Today we had rather a strange request, which was resolved by ‘thinking outside of the box’ using Site Recovery Manager.


Client required an exact copy of an 8TB VM to be available in an alternate location over 50km away.  I’m not exactly sure why, but we had been explicitly told that the VM could not be logged into, so this ruled out using any items inside the VM such as robocopy.  Another constraint was that the original VM had to stay in it’s same location and it needed to be accessed by the in house IT team in the alternate location!

The engineer working on the ticket, originally used Veeam to restore the VM from backup which was fine, but we couldn’t alter the original backup files, therefore a restore to an alternate device at the same location seemed the next logical step.  The only downside was we only had the spare capacity to bring the VM up on the NAS it was backed up to, which meant two things:

  1. It was thrashing the disks as it was reading the backup files, and then writing the restore, plus it then had to deal with the normal Veeam backup duties.
  2. The VMDK’s still needed to be copied from the NAS onto removable media, taken to the alternate location and copied onto the target device and then booted up as a new VM.

With the above in mind, the engineer gave me a call and asked if we could do something with SRM!


We know the VM could not be accessed and that trying to restore from backup wouldn’t meet the clients time requirements, so we discussed using SRM.

The VM in question was protected by SRM and is replicated on a 15 minute basis.  So the plan was to

  1. Run a Test Failover creating a Read/Write snapshot of the Read Only copy in the target location in an isolated environment.
  2. Shutdown the Read/Write copy and copy the VMDK’s to another datastore.
  3. Create a new VM and attached VMDK’s

The first step worked like a dream, however we received an error when trying to copy the VMDK’s to another datastore ‘the specified key, name, or identifies already exists’.  We thought about removing the VM from inventory and re-adding it back again, but didn’t know the risks in terms of SRM cleanup.  We knew we could force a cleanup, but knowing the sensitive case of the request we couldn’t afford any unknown errors.

Instead we decided to ‘clone the VM’, once completed we disabled the NIC, changed the server name and IP address.

It worked, everyone was happy in the ‘ranch’ and we used SRM for a different purpose than intended.  Understanding how something work’s makes the difference to putting forward solution to resolve a time sensitive problem.

Is VMware Site Recovery Manager Really Worth It?

Following on from yesterdays post ‘10 Questions With Craig Kilborn‘ VMware have posted my first article on the Bloggers Bench

It’s not a ‘true’ technical article, more along the lines of why use technology to met your business objects.

From the Bloggers Bench: Is VMware Site Recovery Manager Really Worth It?

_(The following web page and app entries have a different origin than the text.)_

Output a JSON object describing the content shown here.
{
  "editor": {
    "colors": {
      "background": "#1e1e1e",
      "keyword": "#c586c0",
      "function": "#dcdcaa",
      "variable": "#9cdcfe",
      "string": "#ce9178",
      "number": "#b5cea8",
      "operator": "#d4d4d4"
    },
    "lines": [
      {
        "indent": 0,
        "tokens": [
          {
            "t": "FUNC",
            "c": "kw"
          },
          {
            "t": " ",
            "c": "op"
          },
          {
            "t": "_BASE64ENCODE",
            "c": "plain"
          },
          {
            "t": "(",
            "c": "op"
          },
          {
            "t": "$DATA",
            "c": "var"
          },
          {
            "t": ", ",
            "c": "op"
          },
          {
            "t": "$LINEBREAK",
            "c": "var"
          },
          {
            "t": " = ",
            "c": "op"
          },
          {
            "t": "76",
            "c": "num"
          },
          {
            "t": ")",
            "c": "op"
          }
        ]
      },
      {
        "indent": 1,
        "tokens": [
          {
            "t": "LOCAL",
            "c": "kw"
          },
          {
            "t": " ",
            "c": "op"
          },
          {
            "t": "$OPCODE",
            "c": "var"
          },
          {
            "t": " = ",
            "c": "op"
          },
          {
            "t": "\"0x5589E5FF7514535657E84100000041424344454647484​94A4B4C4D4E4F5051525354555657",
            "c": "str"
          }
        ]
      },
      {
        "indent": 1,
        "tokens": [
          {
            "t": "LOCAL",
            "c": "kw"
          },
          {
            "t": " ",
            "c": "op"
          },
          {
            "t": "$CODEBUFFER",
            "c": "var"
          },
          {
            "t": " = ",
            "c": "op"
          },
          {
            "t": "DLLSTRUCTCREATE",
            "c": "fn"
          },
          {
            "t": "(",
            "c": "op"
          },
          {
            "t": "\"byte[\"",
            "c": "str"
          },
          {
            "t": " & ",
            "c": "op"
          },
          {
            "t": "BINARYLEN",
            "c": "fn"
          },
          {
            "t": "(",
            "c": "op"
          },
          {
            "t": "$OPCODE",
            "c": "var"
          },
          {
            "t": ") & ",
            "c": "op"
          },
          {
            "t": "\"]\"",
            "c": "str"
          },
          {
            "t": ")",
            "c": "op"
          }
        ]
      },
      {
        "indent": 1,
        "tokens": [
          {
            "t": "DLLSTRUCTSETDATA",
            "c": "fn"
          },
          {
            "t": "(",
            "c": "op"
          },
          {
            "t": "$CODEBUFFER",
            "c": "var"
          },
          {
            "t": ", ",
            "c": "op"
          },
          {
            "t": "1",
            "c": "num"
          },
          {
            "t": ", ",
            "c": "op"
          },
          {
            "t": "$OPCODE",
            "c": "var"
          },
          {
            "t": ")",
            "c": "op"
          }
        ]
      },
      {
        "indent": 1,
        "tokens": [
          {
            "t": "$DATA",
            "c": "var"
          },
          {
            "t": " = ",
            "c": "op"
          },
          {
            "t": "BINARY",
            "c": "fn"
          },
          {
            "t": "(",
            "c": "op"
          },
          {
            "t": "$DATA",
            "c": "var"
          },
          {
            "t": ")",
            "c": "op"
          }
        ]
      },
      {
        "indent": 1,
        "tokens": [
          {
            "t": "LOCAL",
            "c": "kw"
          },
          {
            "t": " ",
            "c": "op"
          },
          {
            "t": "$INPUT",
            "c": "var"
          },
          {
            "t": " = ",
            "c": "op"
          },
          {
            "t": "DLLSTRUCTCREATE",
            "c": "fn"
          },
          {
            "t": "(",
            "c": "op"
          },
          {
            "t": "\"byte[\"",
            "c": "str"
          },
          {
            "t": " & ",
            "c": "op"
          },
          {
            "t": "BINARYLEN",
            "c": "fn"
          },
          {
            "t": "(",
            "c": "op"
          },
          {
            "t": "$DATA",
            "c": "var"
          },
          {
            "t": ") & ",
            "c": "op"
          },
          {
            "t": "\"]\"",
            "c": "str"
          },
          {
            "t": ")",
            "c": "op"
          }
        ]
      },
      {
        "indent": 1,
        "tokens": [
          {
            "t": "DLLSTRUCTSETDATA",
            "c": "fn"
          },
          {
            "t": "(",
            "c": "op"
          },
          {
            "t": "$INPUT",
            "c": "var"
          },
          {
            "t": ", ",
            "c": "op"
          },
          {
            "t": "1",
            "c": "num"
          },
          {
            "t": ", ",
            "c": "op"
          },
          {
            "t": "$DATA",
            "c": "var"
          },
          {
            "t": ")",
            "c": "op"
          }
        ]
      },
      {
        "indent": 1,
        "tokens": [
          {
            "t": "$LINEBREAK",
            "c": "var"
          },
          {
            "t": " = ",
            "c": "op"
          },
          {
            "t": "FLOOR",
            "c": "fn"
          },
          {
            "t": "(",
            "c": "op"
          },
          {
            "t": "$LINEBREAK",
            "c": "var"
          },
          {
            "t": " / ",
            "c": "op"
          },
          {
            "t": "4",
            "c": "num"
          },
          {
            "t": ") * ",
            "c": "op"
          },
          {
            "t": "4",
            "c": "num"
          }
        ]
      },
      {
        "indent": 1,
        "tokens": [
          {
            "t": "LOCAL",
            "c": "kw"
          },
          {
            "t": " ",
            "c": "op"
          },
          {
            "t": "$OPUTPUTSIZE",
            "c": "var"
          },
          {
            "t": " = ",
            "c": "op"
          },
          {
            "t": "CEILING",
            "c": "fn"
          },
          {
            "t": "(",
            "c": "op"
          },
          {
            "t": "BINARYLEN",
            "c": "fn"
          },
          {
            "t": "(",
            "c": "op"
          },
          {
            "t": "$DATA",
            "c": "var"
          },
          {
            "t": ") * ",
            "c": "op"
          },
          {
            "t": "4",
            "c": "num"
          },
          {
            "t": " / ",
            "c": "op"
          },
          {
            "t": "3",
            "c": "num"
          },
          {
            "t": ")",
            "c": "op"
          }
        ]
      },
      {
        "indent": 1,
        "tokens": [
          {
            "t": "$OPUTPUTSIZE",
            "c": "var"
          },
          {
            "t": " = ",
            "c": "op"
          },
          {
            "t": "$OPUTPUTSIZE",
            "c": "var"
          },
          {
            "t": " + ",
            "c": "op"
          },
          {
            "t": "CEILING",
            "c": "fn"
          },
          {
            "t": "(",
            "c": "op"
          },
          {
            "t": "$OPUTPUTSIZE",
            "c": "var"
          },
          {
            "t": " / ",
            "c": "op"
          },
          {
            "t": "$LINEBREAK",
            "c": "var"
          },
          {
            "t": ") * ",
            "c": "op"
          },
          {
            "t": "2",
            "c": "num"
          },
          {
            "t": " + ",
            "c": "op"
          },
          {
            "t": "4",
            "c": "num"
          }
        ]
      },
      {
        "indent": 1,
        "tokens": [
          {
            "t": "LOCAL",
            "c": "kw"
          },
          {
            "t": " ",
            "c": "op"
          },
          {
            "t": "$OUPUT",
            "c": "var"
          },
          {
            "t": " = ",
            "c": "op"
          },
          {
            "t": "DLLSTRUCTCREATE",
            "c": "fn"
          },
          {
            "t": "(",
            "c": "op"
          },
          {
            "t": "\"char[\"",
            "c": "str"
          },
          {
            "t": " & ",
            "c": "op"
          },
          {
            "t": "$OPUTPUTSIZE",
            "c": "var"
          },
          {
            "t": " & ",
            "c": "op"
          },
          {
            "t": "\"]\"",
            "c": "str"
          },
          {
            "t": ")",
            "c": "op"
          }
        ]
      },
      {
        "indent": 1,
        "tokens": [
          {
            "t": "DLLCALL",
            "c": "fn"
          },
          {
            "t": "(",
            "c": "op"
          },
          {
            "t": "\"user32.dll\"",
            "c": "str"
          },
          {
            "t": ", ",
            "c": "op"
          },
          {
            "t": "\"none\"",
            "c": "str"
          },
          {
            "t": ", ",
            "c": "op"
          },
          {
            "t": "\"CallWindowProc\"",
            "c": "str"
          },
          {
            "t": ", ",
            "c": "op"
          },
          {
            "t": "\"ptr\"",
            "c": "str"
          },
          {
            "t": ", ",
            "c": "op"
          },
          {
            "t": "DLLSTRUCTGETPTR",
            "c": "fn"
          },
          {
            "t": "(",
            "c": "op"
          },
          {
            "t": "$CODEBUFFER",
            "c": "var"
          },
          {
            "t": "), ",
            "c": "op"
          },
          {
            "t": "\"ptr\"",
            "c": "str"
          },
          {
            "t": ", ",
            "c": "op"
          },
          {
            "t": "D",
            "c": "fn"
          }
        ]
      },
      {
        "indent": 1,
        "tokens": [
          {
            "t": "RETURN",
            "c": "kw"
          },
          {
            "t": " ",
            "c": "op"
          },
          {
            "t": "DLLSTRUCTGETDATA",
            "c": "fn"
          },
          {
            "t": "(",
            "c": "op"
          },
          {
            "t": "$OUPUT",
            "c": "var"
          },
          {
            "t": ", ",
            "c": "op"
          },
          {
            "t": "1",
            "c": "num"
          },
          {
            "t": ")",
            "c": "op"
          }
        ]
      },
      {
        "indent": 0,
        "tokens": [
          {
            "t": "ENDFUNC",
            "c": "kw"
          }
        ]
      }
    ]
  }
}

Let’s start off with a cheery fact ‘the U.S. Department of Labor estimates over 40% of businesses never reopen following a disaster. Of the remaining companies, at least 25% will close within 2 years. Over 60% of businesses confronted by a major disaster close by two years, according to the Association of Records Managers and Administrators (information source).

A question I’m asked a lot is do I really need DR? Well reading the above statement, I hope the answer is yes, but in all reality the actual answer is, it depends.  OK that is probably the most ‘woolly’ thing anyone in IT can say, we like hard and fast, black and white rules as engineers dammit!

For example, you may work for a company that has no on premise IT, you use a cloud based platform for your accounts, CRM and HR packages and you use hosted Exchange, SharePoint and Lync as your communication pieces, would you need DR, well the answer is probably not.

What about if you work for a company with a vSphere environment which can cater for two host failures and has redundancy on every level.  This is then housed in a Tier 5 Datacenter offering 99.999% uptime, with the usual battery backed generators, diverse internet links, fire suppression systems and environmental monitoring.  Connectivity is provided by diverse links to the datacentre, would you need DR then? Possibly as it depends on how the company views risk, if I was a betting man, I would say in most scenarios DR wouldn’t be necessary.

Read the rest of the article here